=== Section Start ===
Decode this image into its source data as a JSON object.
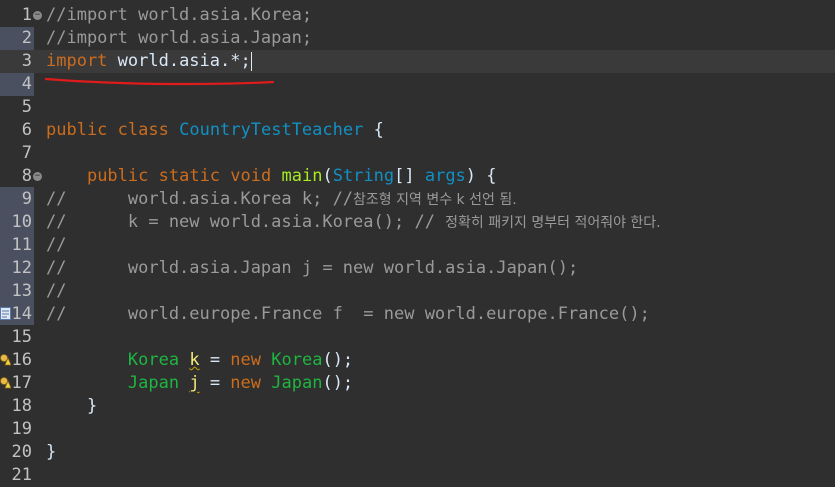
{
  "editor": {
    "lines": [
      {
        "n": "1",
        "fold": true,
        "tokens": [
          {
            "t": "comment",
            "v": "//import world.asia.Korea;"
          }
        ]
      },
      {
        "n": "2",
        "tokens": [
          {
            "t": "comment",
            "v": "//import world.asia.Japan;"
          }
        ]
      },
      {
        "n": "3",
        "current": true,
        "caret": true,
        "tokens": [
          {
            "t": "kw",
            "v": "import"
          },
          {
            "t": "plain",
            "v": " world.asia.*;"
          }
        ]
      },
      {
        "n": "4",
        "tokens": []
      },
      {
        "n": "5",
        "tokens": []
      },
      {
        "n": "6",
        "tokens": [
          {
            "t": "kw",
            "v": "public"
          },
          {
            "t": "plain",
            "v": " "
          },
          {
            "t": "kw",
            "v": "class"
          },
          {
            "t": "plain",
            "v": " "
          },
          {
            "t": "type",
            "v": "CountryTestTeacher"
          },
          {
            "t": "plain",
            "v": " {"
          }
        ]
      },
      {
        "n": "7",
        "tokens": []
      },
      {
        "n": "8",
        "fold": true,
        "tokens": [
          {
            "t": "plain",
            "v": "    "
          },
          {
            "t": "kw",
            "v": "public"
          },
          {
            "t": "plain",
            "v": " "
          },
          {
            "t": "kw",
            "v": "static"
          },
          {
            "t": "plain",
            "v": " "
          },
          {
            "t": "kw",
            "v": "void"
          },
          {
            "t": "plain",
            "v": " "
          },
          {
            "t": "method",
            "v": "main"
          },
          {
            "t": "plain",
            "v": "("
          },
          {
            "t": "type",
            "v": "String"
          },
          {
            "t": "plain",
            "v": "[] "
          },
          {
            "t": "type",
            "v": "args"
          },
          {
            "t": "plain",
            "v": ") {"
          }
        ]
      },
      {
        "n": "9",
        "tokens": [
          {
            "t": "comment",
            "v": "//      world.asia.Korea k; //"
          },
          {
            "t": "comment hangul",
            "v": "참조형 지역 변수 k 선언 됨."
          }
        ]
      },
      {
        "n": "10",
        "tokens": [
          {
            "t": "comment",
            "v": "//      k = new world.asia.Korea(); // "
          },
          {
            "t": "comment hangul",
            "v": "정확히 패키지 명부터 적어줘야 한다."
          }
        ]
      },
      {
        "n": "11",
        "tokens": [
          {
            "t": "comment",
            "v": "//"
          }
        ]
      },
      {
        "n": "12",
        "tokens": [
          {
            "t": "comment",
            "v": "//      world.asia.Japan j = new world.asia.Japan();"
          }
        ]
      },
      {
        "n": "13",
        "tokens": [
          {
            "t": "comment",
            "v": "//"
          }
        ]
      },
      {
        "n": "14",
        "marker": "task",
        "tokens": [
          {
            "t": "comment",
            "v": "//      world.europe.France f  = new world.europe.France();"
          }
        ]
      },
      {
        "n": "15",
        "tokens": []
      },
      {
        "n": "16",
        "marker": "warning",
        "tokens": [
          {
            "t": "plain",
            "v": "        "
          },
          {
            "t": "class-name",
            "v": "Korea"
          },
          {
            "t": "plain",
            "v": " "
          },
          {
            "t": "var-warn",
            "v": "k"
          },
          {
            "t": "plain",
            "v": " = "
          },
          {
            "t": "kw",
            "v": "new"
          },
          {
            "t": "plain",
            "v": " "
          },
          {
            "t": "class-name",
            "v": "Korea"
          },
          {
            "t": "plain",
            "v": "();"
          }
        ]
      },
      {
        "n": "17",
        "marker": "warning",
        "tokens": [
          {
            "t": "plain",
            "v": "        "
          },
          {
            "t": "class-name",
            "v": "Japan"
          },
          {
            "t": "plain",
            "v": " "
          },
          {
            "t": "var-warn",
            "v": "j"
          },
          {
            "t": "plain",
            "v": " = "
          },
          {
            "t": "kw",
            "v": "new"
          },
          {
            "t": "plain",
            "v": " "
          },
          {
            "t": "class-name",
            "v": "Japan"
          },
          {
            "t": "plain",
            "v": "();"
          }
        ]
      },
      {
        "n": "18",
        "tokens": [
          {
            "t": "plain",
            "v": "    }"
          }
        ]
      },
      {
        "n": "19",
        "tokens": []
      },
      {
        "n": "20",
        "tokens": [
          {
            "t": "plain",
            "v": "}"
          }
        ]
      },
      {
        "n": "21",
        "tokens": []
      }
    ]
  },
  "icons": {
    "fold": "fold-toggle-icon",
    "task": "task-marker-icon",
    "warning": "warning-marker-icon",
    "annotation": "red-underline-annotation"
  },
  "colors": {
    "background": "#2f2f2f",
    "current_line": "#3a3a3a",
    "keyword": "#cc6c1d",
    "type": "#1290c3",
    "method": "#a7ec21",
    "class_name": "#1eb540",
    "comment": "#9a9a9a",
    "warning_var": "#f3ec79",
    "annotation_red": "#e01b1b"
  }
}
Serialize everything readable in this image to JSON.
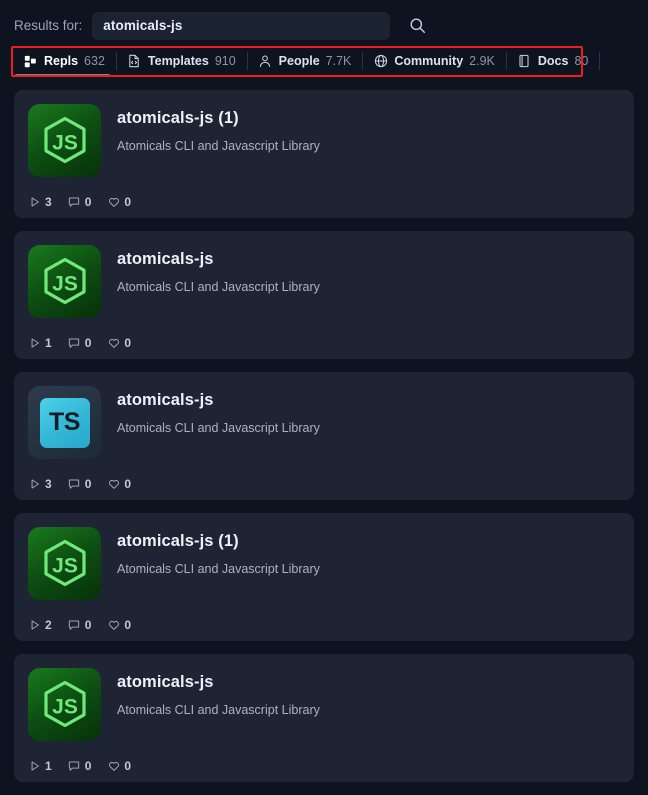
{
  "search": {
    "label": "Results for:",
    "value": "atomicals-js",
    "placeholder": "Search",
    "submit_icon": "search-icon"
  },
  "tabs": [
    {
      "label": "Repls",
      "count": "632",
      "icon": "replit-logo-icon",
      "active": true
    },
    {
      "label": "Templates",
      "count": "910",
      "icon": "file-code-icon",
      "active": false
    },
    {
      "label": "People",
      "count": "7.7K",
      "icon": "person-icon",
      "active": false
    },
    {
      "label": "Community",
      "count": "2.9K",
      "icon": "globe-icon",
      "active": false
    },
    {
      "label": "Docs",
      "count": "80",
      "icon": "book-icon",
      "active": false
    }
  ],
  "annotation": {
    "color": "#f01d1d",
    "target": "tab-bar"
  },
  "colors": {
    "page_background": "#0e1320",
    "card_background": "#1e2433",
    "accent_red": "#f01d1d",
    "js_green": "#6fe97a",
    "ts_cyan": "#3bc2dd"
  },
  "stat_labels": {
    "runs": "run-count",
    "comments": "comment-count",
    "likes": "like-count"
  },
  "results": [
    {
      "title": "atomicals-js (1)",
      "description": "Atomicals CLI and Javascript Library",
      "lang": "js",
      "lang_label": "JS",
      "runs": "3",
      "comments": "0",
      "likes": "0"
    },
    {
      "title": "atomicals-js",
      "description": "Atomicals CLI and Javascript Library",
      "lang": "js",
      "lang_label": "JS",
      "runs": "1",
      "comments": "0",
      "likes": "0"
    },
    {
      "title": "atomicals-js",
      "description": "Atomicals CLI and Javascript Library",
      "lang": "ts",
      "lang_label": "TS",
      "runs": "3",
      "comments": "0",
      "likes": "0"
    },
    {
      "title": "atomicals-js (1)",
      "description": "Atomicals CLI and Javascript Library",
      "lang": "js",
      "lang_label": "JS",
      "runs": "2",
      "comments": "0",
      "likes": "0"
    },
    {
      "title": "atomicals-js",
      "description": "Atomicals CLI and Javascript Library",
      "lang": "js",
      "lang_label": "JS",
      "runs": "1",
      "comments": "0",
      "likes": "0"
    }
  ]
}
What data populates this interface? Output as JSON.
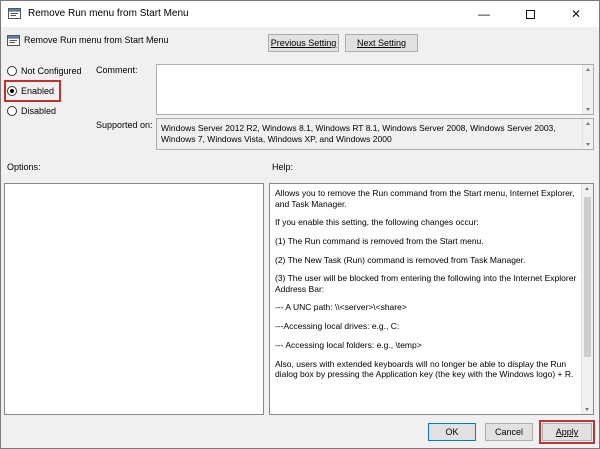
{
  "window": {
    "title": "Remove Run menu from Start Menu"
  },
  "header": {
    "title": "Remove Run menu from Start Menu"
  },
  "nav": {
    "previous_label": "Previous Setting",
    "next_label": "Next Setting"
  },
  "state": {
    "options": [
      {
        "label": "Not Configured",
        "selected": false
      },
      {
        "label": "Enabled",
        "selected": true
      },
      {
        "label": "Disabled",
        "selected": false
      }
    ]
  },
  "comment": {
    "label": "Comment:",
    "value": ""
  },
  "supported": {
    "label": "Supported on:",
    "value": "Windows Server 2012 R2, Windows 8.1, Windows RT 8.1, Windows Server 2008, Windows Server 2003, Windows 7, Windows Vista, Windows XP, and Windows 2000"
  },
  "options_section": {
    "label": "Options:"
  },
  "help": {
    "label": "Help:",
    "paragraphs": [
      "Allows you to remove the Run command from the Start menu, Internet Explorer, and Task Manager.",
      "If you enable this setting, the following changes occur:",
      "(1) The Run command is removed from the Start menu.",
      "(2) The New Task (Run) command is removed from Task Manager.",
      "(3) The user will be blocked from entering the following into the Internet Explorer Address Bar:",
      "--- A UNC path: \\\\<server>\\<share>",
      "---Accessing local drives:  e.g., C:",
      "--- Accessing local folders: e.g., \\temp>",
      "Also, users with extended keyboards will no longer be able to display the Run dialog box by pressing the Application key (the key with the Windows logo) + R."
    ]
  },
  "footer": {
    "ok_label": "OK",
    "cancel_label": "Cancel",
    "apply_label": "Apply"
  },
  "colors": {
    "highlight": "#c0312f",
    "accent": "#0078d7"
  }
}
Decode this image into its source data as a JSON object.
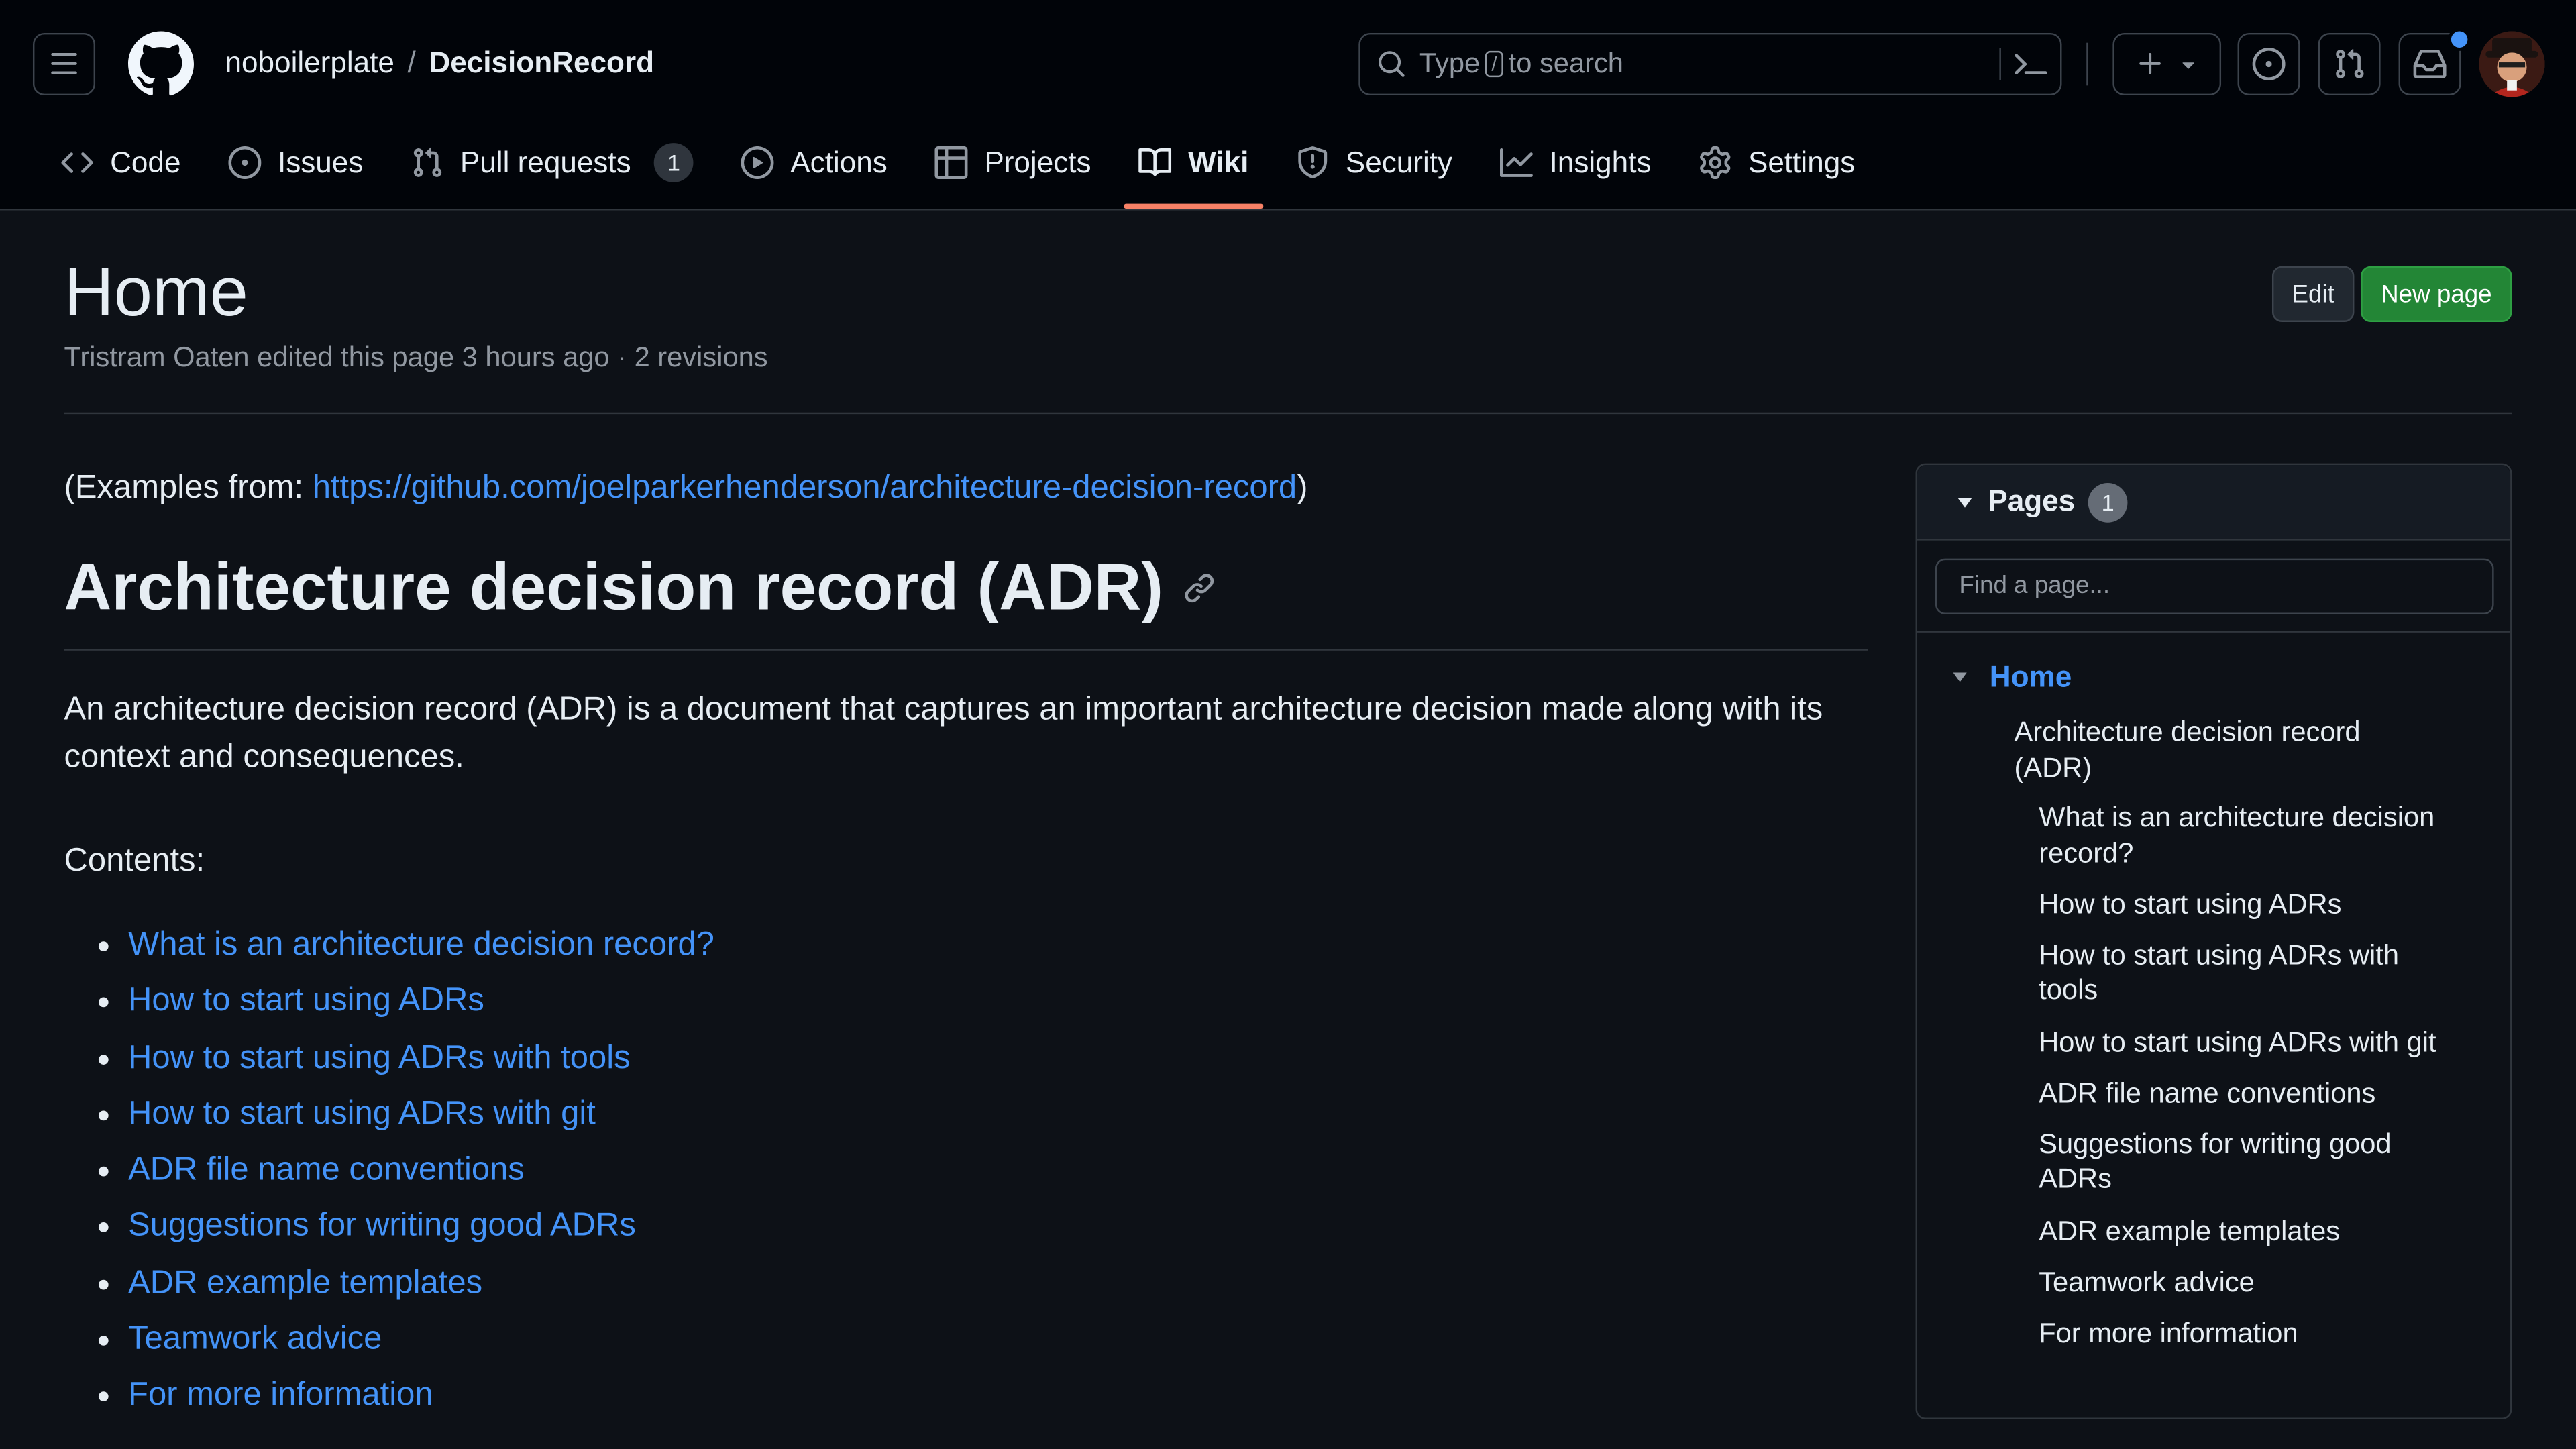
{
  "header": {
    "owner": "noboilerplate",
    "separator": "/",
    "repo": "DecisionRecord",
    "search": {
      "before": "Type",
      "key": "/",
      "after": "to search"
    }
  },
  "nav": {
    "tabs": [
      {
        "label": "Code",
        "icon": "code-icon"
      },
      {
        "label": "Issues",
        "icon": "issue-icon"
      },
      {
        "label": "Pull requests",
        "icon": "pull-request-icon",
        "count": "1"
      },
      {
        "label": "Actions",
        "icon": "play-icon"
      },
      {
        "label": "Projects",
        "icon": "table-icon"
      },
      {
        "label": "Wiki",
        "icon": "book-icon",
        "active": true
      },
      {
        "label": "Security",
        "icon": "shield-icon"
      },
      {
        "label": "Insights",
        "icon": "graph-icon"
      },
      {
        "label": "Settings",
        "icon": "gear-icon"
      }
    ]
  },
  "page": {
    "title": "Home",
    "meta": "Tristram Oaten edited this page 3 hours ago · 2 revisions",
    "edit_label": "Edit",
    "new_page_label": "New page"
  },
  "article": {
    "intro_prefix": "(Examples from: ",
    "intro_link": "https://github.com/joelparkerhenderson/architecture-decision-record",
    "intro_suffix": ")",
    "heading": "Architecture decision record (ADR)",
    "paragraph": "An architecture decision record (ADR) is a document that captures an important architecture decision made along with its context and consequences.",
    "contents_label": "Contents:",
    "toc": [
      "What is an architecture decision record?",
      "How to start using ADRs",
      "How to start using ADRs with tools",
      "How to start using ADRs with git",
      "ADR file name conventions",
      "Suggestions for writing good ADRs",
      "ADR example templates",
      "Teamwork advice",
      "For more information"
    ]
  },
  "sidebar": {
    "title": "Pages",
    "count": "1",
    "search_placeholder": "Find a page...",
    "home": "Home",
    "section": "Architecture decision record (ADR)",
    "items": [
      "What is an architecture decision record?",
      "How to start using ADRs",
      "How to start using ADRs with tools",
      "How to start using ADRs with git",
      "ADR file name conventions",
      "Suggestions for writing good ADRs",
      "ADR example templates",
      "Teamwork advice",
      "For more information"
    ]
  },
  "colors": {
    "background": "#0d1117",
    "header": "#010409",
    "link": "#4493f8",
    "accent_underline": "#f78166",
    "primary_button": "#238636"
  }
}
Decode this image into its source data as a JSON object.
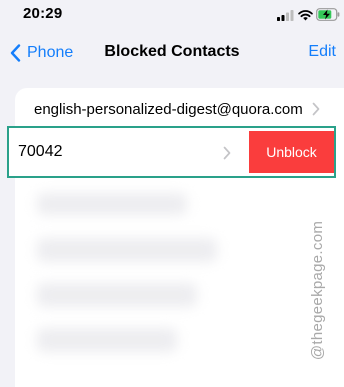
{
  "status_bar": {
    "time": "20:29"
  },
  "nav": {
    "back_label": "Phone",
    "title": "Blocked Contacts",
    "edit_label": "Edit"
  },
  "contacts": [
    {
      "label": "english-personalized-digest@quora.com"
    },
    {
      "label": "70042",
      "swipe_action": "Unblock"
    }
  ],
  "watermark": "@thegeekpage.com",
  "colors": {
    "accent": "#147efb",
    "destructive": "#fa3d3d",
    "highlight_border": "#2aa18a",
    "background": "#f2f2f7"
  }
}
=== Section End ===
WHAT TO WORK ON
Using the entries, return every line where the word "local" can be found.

ANSWER BOX
      "---Accessing local drives:  e.g., C:",
      "--- Accessing local folders: e.g., \\temp>",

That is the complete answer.